**Collected data:**
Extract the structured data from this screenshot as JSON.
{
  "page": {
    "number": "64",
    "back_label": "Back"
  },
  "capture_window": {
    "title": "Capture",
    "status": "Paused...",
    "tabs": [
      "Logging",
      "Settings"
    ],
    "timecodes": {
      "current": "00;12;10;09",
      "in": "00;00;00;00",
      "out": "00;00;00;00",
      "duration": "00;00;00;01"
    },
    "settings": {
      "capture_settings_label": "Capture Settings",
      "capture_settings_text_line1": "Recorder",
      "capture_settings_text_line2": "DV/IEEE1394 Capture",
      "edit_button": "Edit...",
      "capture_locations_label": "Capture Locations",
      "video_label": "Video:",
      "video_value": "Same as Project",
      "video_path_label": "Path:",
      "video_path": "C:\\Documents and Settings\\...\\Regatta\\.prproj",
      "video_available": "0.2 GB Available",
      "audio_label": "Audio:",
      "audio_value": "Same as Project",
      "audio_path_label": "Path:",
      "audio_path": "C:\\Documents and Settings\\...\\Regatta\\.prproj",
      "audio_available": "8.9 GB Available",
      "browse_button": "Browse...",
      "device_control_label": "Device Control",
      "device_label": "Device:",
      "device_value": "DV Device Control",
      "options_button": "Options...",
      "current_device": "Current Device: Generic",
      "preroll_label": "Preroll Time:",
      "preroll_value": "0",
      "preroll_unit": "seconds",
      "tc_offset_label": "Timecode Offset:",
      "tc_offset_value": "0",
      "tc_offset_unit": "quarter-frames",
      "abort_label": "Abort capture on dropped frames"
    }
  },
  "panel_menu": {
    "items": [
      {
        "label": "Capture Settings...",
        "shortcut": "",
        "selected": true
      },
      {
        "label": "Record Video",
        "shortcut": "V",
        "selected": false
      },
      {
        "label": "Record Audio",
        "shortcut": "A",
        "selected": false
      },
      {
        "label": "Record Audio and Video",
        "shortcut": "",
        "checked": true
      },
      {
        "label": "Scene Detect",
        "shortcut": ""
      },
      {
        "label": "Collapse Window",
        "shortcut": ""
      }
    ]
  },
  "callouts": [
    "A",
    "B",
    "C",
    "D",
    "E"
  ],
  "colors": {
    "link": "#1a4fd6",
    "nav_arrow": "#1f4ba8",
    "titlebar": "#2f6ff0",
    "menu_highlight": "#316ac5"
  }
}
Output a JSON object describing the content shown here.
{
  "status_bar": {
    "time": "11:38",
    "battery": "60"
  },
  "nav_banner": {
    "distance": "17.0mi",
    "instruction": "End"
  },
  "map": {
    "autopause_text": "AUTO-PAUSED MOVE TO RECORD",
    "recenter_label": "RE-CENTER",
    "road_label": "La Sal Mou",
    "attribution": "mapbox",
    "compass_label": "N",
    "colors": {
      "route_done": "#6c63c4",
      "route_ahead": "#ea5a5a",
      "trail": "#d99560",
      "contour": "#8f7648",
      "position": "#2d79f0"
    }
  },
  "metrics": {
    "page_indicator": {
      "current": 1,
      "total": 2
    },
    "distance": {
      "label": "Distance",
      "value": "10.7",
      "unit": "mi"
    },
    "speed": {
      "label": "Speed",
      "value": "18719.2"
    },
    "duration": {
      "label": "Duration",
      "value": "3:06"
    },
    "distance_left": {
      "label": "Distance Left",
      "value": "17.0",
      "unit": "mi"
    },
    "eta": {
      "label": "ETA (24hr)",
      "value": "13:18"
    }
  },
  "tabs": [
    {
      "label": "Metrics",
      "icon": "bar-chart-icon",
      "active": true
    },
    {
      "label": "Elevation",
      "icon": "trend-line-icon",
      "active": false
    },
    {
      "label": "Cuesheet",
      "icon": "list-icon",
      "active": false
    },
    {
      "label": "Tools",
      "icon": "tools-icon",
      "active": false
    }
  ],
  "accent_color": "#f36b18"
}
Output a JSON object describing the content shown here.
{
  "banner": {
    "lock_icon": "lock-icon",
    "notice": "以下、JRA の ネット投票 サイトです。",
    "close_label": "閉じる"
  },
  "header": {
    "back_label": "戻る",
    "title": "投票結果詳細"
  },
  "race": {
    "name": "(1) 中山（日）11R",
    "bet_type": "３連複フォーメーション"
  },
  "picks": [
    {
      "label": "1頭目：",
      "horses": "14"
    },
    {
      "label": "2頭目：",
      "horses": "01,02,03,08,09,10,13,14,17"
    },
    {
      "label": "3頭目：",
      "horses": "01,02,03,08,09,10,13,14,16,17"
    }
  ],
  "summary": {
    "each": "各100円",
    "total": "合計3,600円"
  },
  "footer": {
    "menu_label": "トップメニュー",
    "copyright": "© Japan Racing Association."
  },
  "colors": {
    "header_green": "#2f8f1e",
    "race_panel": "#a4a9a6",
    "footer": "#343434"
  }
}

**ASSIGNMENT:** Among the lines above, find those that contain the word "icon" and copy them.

**ANSWER SPACE:**
      "icon": "bar-chart-icon",
      "icon": "trend-line-icon",
      "icon": "list-icon",
      "icon": "tools-icon",
    "lock_icon": "lock-icon",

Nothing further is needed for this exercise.